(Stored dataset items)
>>>>>

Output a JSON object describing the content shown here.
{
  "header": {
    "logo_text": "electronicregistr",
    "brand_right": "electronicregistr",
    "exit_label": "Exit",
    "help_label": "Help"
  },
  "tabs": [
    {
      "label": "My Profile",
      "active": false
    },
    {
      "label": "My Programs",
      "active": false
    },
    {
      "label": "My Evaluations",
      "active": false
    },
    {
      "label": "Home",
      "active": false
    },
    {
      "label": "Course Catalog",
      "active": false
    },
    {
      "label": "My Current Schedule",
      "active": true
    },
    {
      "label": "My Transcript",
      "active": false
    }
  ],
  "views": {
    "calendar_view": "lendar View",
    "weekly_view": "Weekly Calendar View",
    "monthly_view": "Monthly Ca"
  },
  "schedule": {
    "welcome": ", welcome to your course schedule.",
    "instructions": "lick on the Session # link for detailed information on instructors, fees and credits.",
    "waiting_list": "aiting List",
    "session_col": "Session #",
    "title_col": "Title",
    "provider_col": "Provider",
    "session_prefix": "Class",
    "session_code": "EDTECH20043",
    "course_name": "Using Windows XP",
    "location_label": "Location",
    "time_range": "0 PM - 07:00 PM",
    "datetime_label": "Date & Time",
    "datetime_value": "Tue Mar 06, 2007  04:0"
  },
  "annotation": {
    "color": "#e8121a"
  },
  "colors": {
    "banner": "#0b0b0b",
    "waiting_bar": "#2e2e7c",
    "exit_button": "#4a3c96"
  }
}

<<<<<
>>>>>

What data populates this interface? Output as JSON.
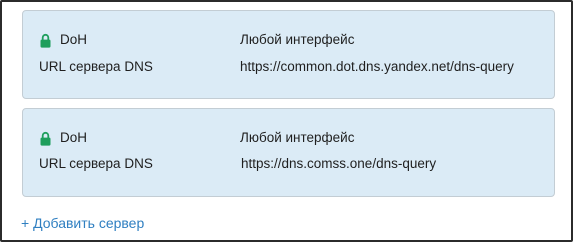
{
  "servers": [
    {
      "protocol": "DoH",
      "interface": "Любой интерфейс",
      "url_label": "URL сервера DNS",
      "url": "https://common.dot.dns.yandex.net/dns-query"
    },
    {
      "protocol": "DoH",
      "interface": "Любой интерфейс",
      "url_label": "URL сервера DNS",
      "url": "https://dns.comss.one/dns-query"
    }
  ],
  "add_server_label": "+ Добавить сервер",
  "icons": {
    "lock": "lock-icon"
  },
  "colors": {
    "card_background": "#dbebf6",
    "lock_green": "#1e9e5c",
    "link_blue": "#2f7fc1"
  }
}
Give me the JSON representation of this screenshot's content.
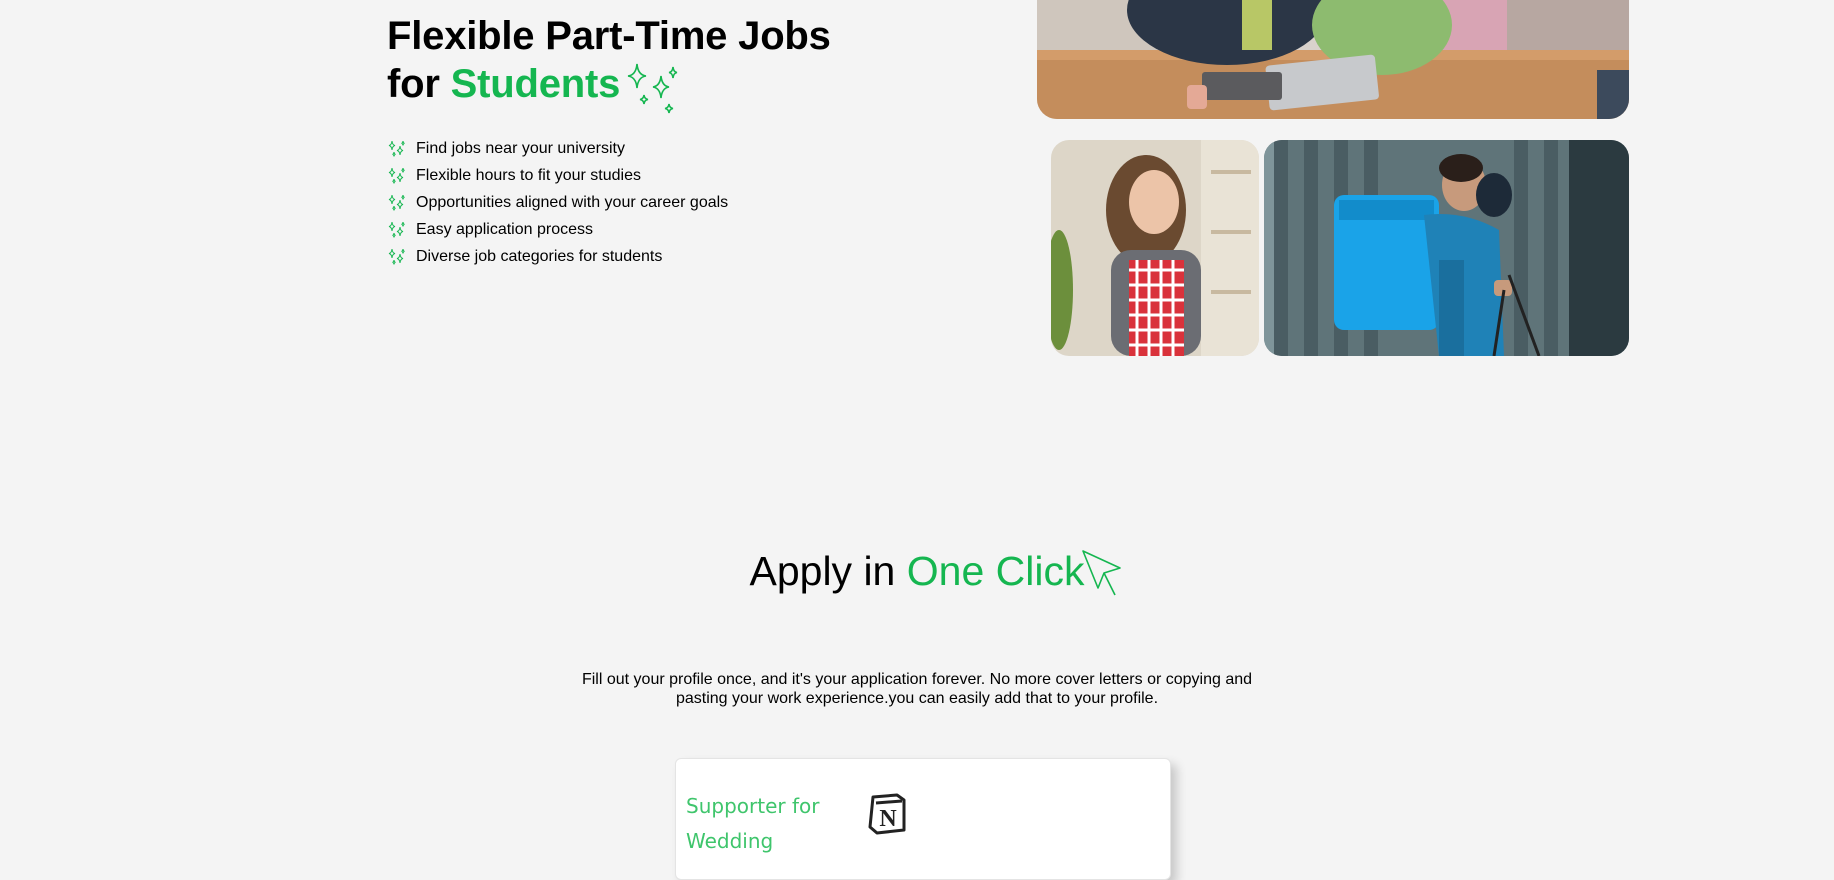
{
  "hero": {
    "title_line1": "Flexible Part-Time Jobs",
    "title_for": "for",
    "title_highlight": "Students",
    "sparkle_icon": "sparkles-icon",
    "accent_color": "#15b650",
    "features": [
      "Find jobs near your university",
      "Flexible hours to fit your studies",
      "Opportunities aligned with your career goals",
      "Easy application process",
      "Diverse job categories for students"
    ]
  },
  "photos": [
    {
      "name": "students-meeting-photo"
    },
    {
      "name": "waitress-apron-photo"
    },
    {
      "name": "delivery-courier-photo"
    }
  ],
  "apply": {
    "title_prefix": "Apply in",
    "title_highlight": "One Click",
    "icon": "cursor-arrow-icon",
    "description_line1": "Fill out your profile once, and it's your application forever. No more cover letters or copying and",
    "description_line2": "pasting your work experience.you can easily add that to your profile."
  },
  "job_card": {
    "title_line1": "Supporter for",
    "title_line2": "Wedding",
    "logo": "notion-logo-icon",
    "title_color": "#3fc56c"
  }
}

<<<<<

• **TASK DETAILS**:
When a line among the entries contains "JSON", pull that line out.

• **RESPONSE**:
Output a JSON object describing the content shown here.
What data populates this interface? Output as JSON.
Give me the JSON representation of this screenshot's content.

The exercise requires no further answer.